▶ Exercise
Would you repeat the whole listing exactly, pictures excluded?

○ ○ ○

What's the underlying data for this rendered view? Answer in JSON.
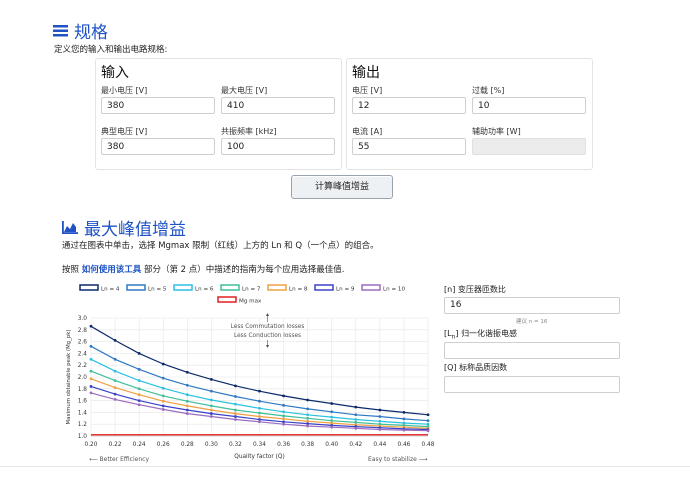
{
  "spec": {
    "title": "规格",
    "description": "定义您的输入和输出电路规格:",
    "input_panel": {
      "title": "输入",
      "fields": [
        {
          "label": "最小电压 [V]",
          "value": "380"
        },
        {
          "label": "最大电压 [V]",
          "value": "410"
        },
        {
          "label": "典型电压 [V]",
          "value": "380"
        },
        {
          "label": "共振频率 [kHz]",
          "value": "100"
        }
      ]
    },
    "output_panel": {
      "title": "输出",
      "fields": [
        {
          "label": "电压 [V]",
          "value": "12"
        },
        {
          "label": "过载 [%]",
          "value": "10"
        },
        {
          "label": "电流 [A]",
          "value": "55"
        },
        {
          "label": "辅助功率 [W]",
          "value": ""
        }
      ]
    },
    "calc_button": "计算峰值增益"
  },
  "gain": {
    "title": "最大峰值增益",
    "line1": "通过在图表中单击，选择 Mgmax 限制（红线）上方的 Ln 和 Q（一个点）的组合。",
    "line2_pre": "按照",
    "line2_link": "如何使用该工具",
    "line2_post": "部分（第 2 点）中描述的指南为每个应用选择最佳值.",
    "right": {
      "n_label": "[n] 变压器匝数比",
      "n_value": "16",
      "n_hint": "建议 n = 16",
      "ln_label": "归一化谐振电感",
      "ln_prefix": "[L",
      "ln_sub": "n",
      "ln_suffix": "]",
      "ln_value": "",
      "q_label": "[Q] 标称品质因数",
      "q_value": ""
    }
  },
  "chart_data": {
    "type": "line",
    "xlabel": "Quality factor (Q)",
    "ylabel": "Maximum obtainable peak (Mg_pk)",
    "xlim": [
      0.2,
      0.48
    ],
    "ylim": [
      1.0,
      3.0
    ],
    "x_ticks": [
      "0.20",
      "0.22",
      "0.24",
      "0.26",
      "0.28",
      "0.30",
      "0.32",
      "0.34",
      "0.36",
      "0.38",
      "0.40",
      "0.42",
      "0.44",
      "0.46",
      "0.48"
    ],
    "y_ticks": [
      "1.0",
      "1.2",
      "1.4",
      "1.6",
      "1.8",
      "2.0",
      "2.2",
      "2.4",
      "2.6",
      "2.8",
      "3.0"
    ],
    "annotation_up": "Less Commutation losses",
    "annotation_down": "Less Conduction losses",
    "foot_left": "⟵ Better Efficiency",
    "foot_right": "Easy to stabilize ⟶",
    "grid": true,
    "x": [
      0.2,
      0.22,
      0.24,
      0.26,
      0.28,
      0.3,
      0.32,
      0.34,
      0.36,
      0.38,
      0.4,
      0.42,
      0.44,
      0.46,
      0.48
    ],
    "series": [
      {
        "name": "Ln = 4",
        "color": "#0b2a6b",
        "values": [
          2.86,
          2.62,
          2.4,
          2.22,
          2.08,
          1.96,
          1.85,
          1.76,
          1.68,
          1.61,
          1.55,
          1.49,
          1.44,
          1.4,
          1.36
        ]
      },
      {
        "name": "Ln = 5",
        "color": "#2f78c4",
        "values": [
          2.52,
          2.3,
          2.13,
          1.98,
          1.86,
          1.76,
          1.67,
          1.59,
          1.52,
          1.46,
          1.41,
          1.36,
          1.33,
          1.29,
          1.26
        ]
      },
      {
        "name": "Ln = 6",
        "color": "#2bc0e0",
        "values": [
          2.3,
          2.1,
          1.94,
          1.81,
          1.7,
          1.61,
          1.54,
          1.47,
          1.41,
          1.36,
          1.32,
          1.28,
          1.25,
          1.22,
          1.2
        ]
      },
      {
        "name": "Ln = 7",
        "color": "#3fbf9a",
        "values": [
          2.1,
          1.94,
          1.8,
          1.68,
          1.59,
          1.51,
          1.44,
          1.39,
          1.34,
          1.3,
          1.26,
          1.23,
          1.2,
          1.18,
          1.16
        ]
      },
      {
        "name": "Ln = 8",
        "color": "#f0a040",
        "values": [
          1.97,
          1.82,
          1.7,
          1.59,
          1.51,
          1.44,
          1.38,
          1.33,
          1.29,
          1.25,
          1.22,
          1.19,
          1.17,
          1.15,
          1.13
        ]
      },
      {
        "name": "Ln = 9",
        "color": "#3a42c8",
        "values": [
          1.84,
          1.71,
          1.6,
          1.51,
          1.44,
          1.38,
          1.33,
          1.28,
          1.24,
          1.21,
          1.18,
          1.16,
          1.14,
          1.12,
          1.11
        ]
      },
      {
        "name": "Ln = 10",
        "color": "#9b6cc0",
        "values": [
          1.73,
          1.62,
          1.53,
          1.45,
          1.38,
          1.33,
          1.28,
          1.24,
          1.2,
          1.17,
          1.15,
          1.13,
          1.11,
          1.1,
          1.09
        ]
      },
      {
        "name": "Mg max",
        "color": "#e02020",
        "values": [
          1.02,
          1.02,
          1.02,
          1.02,
          1.02,
          1.02,
          1.02,
          1.02,
          1.02,
          1.02,
          1.02,
          1.02,
          1.02,
          1.02,
          1.02
        ]
      }
    ]
  }
}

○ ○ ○

▶ Task answer
What's the underlying data for this rendered view? Answer in JSON.
{
  "spec": {
    "title": "规格",
    "description": "定义您的输入和输出电路规格:",
    "input_panel": {
      "title": "输入",
      "fields": [
        {
          "label": "最小电压 [V]",
          "value": "380"
        },
        {
          "label": "最大电压 [V]",
          "value": "410"
        },
        {
          "label": "典型电压 [V]",
          "value": "380"
        },
        {
          "label": "共振频率 [kHz]",
          "value": "100"
        }
      ]
    },
    "output_panel": {
      "title": "输出",
      "fields": [
        {
          "label": "电压 [V]",
          "value": "12"
        },
        {
          "label": "过载 [%]",
          "value": "10"
        },
        {
          "label": "电流 [A]",
          "value": "55"
        },
        {
          "label": "辅助功率 [W]",
          "value": ""
        }
      ]
    },
    "calc_button": "计算峰值增益"
  },
  "gain": {
    "title": "最大峰值增益",
    "line1": "通过在图表中单击，选择 Mgmax 限制（红线）上方的 Ln 和 Q（一个点）的组合。",
    "line2_pre": "按照",
    "line2_link": "如何使用该工具",
    "line2_post": "部分（第 2 点）中描述的指南为每个应用选择最佳值.",
    "right": {
      "n_label": "[n] 变压器匝数比",
      "n_value": "16",
      "n_hint": "建议 n = 16",
      "ln_label": "归一化谐振电感",
      "ln_prefix": "[L",
      "ln_sub": "n",
      "ln_suffix": "]",
      "ln_value": "",
      "q_label": "[Q] 标称品质因数",
      "q_value": ""
    }
  },
  "chart_data": {
    "type": "line",
    "xlabel": "Quality factor (Q)",
    "ylabel": "Maximum obtainable peak (Mg_pk)",
    "xlim": [
      0.2,
      0.48
    ],
    "ylim": [
      1.0,
      3.0
    ],
    "x_ticks": [
      "0.20",
      "0.22",
      "0.24",
      "0.26",
      "0.28",
      "0.30",
      "0.32",
      "0.34",
      "0.36",
      "0.38",
      "0.40",
      "0.42",
      "0.44",
      "0.46",
      "0.48"
    ],
    "y_ticks": [
      "1.0",
      "1.2",
      "1.4",
      "1.6",
      "1.8",
      "2.0",
      "2.2",
      "2.4",
      "2.6",
      "2.8",
      "3.0"
    ],
    "annotation_up": "Less Commutation losses",
    "annotation_down": "Less Conduction losses",
    "foot_left": "⟵ Better Efficiency",
    "foot_right": "Easy to stabilize ⟶",
    "grid": true,
    "x": [
      0.2,
      0.22,
      0.24,
      0.26,
      0.28,
      0.3,
      0.32,
      0.34,
      0.36,
      0.38,
      0.4,
      0.42,
      0.44,
      0.46,
      0.48
    ],
    "series": [
      {
        "name": "Ln = 4",
        "color": "#0b2a6b",
        "values": [
          2.86,
          2.62,
          2.4,
          2.22,
          2.08,
          1.96,
          1.85,
          1.76,
          1.68,
          1.61,
          1.55,
          1.49,
          1.44,
          1.4,
          1.36
        ]
      },
      {
        "name": "Ln = 5",
        "color": "#2f78c4",
        "values": [
          2.52,
          2.3,
          2.13,
          1.98,
          1.86,
          1.76,
          1.67,
          1.59,
          1.52,
          1.46,
          1.41,
          1.36,
          1.33,
          1.29,
          1.26
        ]
      },
      {
        "name": "Ln = 6",
        "color": "#2bc0e0",
        "values": [
          2.3,
          2.1,
          1.94,
          1.81,
          1.7,
          1.61,
          1.54,
          1.47,
          1.41,
          1.36,
          1.32,
          1.28,
          1.25,
          1.22,
          1.2
        ]
      },
      {
        "name": "Ln = 7",
        "color": "#3fbf9a",
        "values": [
          2.1,
          1.94,
          1.8,
          1.68,
          1.59,
          1.51,
          1.44,
          1.39,
          1.34,
          1.3,
          1.26,
          1.23,
          1.2,
          1.18,
          1.16
        ]
      },
      {
        "name": "Ln = 8",
        "color": "#f0a040",
        "values": [
          1.97,
          1.82,
          1.7,
          1.59,
          1.51,
          1.44,
          1.38,
          1.33,
          1.29,
          1.25,
          1.22,
          1.19,
          1.17,
          1.15,
          1.13
        ]
      },
      {
        "name": "Ln = 9",
        "color": "#3a42c8",
        "values": [
          1.84,
          1.71,
          1.6,
          1.51,
          1.44,
          1.38,
          1.33,
          1.28,
          1.24,
          1.21,
          1.18,
          1.16,
          1.14,
          1.12,
          1.11
        ]
      },
      {
        "name": "Ln = 10",
        "color": "#9b6cc0",
        "values": [
          1.73,
          1.62,
          1.53,
          1.45,
          1.38,
          1.33,
          1.28,
          1.24,
          1.2,
          1.17,
          1.15,
          1.13,
          1.11,
          1.1,
          1.09
        ]
      },
      {
        "name": "Mg max",
        "color": "#e02020",
        "values": [
          1.02,
          1.02,
          1.02,
          1.02,
          1.02,
          1.02,
          1.02,
          1.02,
          1.02,
          1.02,
          1.02,
          1.02,
          1.02,
          1.02,
          1.02
        ]
      }
    ]
  }
}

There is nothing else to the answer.